In terms of cleaning materials, I always recommend starting with mild options like baking soda or white vinegar before moving on to commercial rust removers. And yes, I’ve seen cola used as a rust remover in a pinch – but I wouldn’t make a habit of it. (That stuff’s corrosive!)

V. Step-by-Step Guide to Removing Rust

A. Prepare for Battle

Before you start scrubbing away, make sure to protect the non-affected areas of your bike. You don’t want your rust remover of choice damaging the paint or the metal. I learned this the hard way when a splash of rust remover stained my garage floor.

B. Tackling Surface Rust

Start by using the wire brush to scrub off any loose rust. Then, apply your chosen rust remover and let it sit for the required time (check the label). Once the rust starts to lift, scrub it away with your sandpaper, starting with a coarse grain and moving to a finer one for a smooth finish.

C. Conquering Deeper Rust

For deeper rust, the process will be similar but may require more elbow grease and patience. If the rust is severe, you might even need to sand down to bare metal and repaint the affected area. I’ve spent many an afternoon doing just this, usually with my favorite rock playlist in the background for motivation.

VI. Prevention: Keeping Rust at Bay

A. Preventative Measures

As with most things in life, prevention is better than cure. Wipe down your bike after each ride, especially if you’ve been out in wet conditions. Avoid leaving your bike exposed to the elements. Remember, rust loves moisture and air.

B. Regular Maintenance

Regular maintenance is also key. Just like I check my work tools regularly for signs of rust, you should give your bike a thorough inspection every few weeks.

C. The Power of Rust Inhibitors

Consider using rust inhibitors. These handy substances form a barrier against moisture, helping to keep rust at bay. They’ve been lifesavers in my work, especially in the humid summer months.

VII. When to Seek Professional Help

Sometimes, rust can be too severe for a DIY approach. If rust has penetrated deep into important structural components of the bike, it might be time to seek professional help. In my line of work, when a piece has been severely affected by rust, we sometimes have to use specialized techniques to restore it.
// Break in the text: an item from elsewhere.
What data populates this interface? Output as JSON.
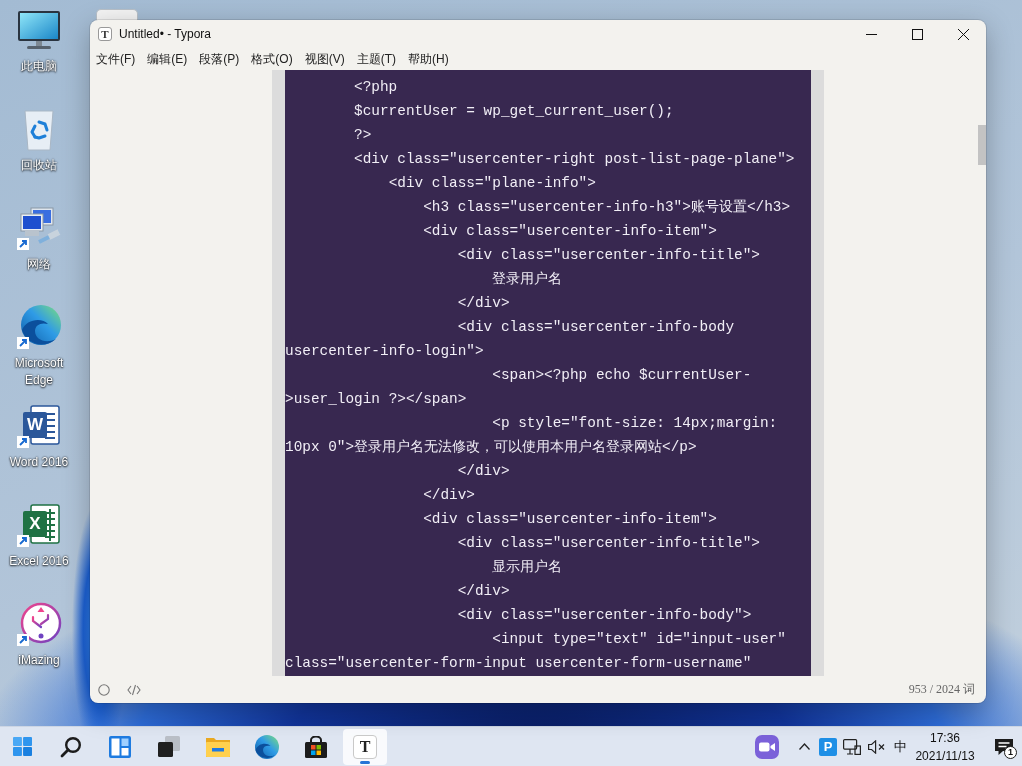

VIII. The Bigger Picture: Rust and Bike Longevity

Keeping your bike rust-free isn’t just about aesthetics. Regular rust prevention and removal can significantly increase the lifespan of your bike and save you money in the long run. I’ve seen wrought iron structures that are hundreds of years old, all thanks to good maintenance!

IX. Conclusion

So, there you have it, your ultimate guide to removing rust from your bike. It might seem daunting at first, but with a bit of patience and regular care, you can keep your trusty steed looking like new for years to come. And there’s nothing quite like the satisfaction of tackling rust with your own two hands and seeing your bike gleam in the sunlight. Happy biking!

X. References and Further Reading

If you want to dive deeper into the world of bike maintenance and rust prevention, I recommend checking out these resources: